**TO DO**
Look through the entries below and show every line containing the word "script".

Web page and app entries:
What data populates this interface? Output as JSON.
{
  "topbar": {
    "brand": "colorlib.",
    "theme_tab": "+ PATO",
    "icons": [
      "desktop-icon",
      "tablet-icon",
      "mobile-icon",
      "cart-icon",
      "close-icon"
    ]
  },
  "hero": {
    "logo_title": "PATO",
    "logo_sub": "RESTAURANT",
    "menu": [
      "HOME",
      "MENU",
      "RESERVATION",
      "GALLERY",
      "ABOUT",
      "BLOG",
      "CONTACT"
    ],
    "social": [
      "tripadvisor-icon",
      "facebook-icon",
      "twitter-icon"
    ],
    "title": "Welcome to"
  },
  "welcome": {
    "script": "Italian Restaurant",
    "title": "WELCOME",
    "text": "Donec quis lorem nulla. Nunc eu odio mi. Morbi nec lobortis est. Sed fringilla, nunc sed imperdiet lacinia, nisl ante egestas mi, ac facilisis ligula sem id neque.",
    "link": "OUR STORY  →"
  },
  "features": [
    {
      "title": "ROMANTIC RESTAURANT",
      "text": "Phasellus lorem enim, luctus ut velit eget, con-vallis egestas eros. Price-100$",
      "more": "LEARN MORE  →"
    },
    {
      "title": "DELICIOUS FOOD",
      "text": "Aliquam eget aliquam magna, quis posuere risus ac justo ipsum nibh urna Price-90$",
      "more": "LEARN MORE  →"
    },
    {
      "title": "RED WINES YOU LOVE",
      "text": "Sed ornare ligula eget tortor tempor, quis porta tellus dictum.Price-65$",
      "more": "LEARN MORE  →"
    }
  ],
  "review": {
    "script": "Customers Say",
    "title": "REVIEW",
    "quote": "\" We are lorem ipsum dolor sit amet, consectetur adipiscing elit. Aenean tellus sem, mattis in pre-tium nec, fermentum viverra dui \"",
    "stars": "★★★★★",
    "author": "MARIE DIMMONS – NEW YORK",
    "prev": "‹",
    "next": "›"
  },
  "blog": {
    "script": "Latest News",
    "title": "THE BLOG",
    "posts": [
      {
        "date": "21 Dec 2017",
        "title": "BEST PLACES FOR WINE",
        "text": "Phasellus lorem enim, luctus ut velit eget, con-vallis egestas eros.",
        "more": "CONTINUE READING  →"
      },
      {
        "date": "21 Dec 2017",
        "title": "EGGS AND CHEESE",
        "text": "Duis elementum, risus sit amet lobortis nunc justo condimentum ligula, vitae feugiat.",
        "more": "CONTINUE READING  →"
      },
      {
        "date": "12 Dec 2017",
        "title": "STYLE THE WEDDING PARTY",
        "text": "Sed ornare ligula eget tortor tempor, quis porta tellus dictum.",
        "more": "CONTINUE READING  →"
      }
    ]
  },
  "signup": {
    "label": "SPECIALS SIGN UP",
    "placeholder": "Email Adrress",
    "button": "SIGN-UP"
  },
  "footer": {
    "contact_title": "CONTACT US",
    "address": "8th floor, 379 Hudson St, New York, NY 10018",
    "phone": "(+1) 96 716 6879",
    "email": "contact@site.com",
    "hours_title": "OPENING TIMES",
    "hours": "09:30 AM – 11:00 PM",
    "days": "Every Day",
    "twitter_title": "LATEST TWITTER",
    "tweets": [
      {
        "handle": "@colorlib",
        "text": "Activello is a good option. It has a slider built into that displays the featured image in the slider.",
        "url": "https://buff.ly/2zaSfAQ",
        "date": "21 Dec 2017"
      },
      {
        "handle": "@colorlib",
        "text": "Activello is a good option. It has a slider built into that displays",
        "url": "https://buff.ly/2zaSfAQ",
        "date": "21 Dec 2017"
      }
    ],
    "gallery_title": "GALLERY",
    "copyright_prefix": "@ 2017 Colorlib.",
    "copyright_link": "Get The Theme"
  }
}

**OUTPUT FOR THIS EXERCISE**
    "script": "Italian Restaurant",
    "script": "Customers Say",
    "script": "Latest News",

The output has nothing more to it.